A member of the Borage family which includes forget-me-nots and bluebells, giant-trumpets (Macromeria veridiflora) are found in meadows and clearings in New Mexico, Arizona and northern Mexico. A tall perennial herb with trumpet shaped flowers, this example was photographed in a high mountain meadow in the Pecos wilderness of New Mexico at 8000 ft (see July 12 post).
I was struck by the subtle beauty of this plant, with its rich green leaves streaked in silver, its coating of fuzz and its delicate cream, nodding trumpets. And for its identification I owe a special thanks to Chick Keller of the Native Wildflower Society of New Mexico.
Giant trumpets are odorless, range in color from cream to yellow, produce large amounts of nectar and, at least in part, are pollinated by hummingbirds.
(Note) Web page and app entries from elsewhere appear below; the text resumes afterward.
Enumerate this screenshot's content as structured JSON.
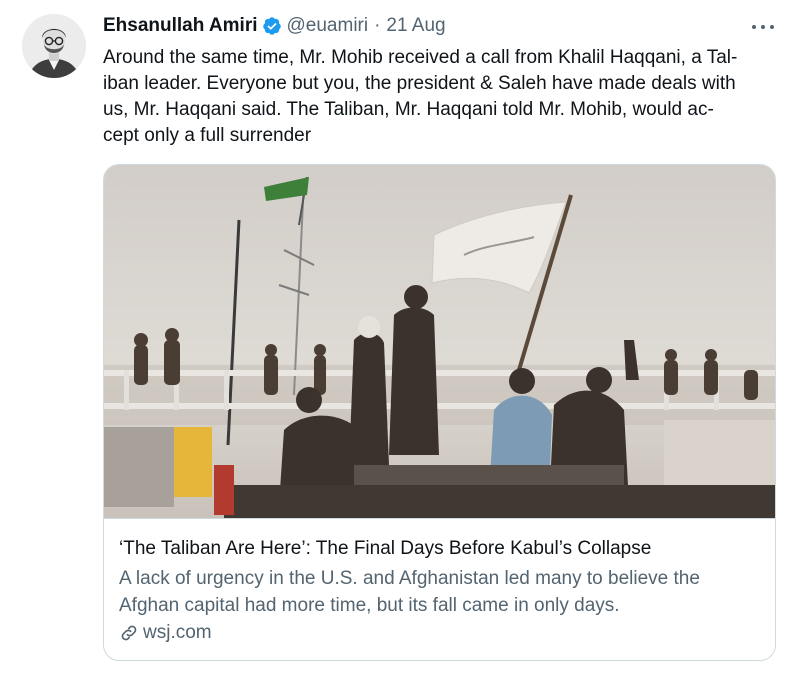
{
  "author": {
    "name": "Ehsanullah Amiri",
    "handle": "@euamiri",
    "separator": "·",
    "date": "21 Aug",
    "verified": true
  },
  "tweet": {
    "lines": [
      "Around the same time, Mr. Mohib received a call from Khalil Haqqani, a Tal-",
      "iban leader. Everyone but you, the president & Saleh have made deals with",
      "us, Mr. Haqqani said. The Taliban, Mr. Haqqani told Mr. Mohib, would ac-",
      "cept only a full surrender"
    ]
  },
  "card": {
    "title": "‘The Taliban Are Here’: The Final Days Before Kabul’s Collapse",
    "description_lines": [
      "A lack of urgency in the U.S. and Afghanistan led many to believe the",
      "Afghan capital had more time, but its fall came in only days."
    ],
    "domain": "wsj.com",
    "domain_icon": "link-icon",
    "image_alt": "Taliban fighters with a white flag atop a vehicle"
  },
  "icons": {
    "verified": "verified-badge-icon",
    "more": "more-options-icon"
  },
  "colors": {
    "text_primary": "#0f1419",
    "text_secondary": "#536471",
    "verified_blue": "#1d9bf0",
    "border": "#cfd9de"
  }
}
This seemed surprising since we commonly associate hummingbird plants with reds, orange and bright yellows. Both rufous and broad-tailed hummingbirds were observed pollinating this species in Arizona in a July study in the late 60’s. And this sparked another question. Didn’t my field guides show the rufous hummingbird spent its summer breeding season in the northwest? I consulted Audubon. The rufous hummingbird is the species with the longest migration in relation to its size, wintering in Mexico and breeding in northwest North America as far north as Alaska. Its breeding season begins March through May in a climate where the warm season is short but daylight is long. Some members of the species begin their southern migration as early as July which helps explain why the rufous hummingbird is such a significant pollinator in the west.
What also gets your attention--the rufous hummingbird is declining. One reason sighted is the disruption of nectar corridors. Hummingbirds and other pollinating species, such as bats, are dependent on clusters of nectar bearing plants during migration which is timed when plants are at their highest nectar production--refueling stepping stones along their journey. Anything that diminishes these pockets of plant communities also risks the survival of a number of species dependent upon them for nourishment.
To read more about nectar corridors visit NBII’s (National Biological Information Infrastructure) page on pollinators.